**GIVEN RECORDS**
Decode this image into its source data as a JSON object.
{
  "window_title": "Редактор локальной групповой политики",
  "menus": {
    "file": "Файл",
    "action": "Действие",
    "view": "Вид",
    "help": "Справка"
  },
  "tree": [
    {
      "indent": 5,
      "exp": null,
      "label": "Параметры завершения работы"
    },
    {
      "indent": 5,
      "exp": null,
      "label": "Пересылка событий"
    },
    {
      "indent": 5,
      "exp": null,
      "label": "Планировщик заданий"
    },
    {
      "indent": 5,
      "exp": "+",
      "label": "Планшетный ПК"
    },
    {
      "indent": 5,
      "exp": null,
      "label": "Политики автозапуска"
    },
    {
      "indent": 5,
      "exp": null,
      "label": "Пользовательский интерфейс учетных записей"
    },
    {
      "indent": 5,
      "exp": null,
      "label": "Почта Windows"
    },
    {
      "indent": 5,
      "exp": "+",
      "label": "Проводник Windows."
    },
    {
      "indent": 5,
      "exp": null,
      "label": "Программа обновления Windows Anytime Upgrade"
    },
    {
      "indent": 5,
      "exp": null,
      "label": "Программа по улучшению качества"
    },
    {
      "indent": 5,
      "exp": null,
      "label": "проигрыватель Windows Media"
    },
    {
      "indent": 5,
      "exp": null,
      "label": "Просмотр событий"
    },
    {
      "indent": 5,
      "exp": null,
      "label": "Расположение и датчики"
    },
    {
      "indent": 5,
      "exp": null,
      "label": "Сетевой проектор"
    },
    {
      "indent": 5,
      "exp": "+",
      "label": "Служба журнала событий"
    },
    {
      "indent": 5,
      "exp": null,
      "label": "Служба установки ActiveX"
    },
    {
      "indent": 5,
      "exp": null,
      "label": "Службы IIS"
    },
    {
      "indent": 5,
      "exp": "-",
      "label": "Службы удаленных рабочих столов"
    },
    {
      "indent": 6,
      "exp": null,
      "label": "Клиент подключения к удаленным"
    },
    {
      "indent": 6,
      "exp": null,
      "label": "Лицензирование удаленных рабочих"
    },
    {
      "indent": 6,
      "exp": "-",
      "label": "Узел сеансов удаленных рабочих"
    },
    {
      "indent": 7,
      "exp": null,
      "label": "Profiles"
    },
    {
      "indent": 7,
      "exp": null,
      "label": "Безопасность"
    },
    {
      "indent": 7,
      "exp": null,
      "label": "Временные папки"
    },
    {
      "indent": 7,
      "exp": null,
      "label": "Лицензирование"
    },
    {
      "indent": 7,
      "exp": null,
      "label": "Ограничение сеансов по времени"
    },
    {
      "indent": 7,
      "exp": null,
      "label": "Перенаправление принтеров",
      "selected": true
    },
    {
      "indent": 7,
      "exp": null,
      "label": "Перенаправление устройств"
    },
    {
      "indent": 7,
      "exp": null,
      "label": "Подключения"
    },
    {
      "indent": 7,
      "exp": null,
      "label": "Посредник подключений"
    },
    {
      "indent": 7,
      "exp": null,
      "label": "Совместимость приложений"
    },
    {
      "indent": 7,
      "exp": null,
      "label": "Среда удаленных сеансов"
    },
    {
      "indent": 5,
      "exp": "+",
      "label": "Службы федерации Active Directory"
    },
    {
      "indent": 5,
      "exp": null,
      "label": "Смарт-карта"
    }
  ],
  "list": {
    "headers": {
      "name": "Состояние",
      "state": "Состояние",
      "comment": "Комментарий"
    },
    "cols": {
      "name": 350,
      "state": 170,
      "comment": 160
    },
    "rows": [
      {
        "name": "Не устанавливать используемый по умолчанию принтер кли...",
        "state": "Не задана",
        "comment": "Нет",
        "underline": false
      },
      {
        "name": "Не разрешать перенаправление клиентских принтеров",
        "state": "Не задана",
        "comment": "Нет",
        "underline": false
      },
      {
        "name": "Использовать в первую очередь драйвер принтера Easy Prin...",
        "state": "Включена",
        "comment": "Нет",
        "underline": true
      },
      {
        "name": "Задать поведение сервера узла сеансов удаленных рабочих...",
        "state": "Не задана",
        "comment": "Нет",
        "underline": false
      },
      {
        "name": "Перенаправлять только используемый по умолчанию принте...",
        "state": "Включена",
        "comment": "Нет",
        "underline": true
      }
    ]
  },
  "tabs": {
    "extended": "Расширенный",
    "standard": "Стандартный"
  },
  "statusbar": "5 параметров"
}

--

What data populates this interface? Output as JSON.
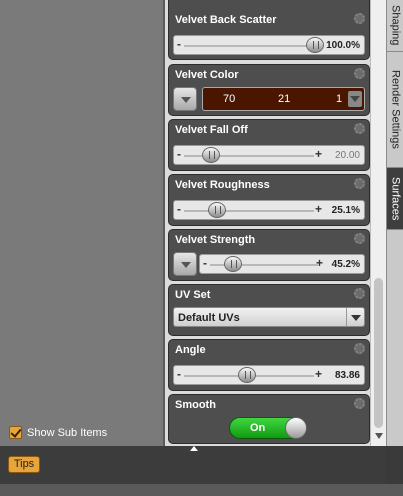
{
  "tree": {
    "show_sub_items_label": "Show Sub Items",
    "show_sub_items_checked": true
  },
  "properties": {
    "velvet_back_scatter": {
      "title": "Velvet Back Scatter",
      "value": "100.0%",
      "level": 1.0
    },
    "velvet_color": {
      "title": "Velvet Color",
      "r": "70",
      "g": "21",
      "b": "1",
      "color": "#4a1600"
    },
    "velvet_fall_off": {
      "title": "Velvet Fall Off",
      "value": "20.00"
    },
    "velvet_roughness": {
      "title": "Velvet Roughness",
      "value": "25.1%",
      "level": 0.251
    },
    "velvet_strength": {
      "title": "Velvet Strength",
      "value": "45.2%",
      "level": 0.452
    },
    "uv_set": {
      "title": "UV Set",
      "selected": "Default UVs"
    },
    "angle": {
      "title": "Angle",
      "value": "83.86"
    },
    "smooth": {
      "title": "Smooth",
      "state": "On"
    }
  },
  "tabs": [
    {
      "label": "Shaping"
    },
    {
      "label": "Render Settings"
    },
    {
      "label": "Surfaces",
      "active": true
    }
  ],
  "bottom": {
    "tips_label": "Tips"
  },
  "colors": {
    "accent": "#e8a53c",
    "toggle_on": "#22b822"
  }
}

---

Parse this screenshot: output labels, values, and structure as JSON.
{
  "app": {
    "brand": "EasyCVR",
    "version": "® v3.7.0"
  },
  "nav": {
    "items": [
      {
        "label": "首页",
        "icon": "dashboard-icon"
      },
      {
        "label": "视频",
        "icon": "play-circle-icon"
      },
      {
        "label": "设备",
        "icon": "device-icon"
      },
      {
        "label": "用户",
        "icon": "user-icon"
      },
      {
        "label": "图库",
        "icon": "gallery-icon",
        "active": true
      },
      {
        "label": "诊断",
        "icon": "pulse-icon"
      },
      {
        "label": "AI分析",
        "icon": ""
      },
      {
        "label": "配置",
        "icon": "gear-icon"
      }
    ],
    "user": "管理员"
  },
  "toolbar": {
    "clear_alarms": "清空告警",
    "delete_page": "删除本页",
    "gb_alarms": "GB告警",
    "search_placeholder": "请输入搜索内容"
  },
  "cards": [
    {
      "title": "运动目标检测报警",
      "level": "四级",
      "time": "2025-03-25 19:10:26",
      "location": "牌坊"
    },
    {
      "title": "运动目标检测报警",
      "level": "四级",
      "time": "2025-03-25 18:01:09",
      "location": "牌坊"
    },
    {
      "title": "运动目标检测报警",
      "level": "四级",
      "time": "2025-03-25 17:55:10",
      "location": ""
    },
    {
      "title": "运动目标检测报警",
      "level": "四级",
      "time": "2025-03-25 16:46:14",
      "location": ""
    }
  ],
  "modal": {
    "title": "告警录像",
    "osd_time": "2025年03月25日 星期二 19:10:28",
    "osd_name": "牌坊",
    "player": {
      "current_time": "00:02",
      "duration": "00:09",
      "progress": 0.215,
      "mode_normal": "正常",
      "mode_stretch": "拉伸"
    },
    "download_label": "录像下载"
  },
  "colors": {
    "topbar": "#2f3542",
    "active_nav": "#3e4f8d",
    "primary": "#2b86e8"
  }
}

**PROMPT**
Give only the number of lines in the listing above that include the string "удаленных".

**RESPONSE**
5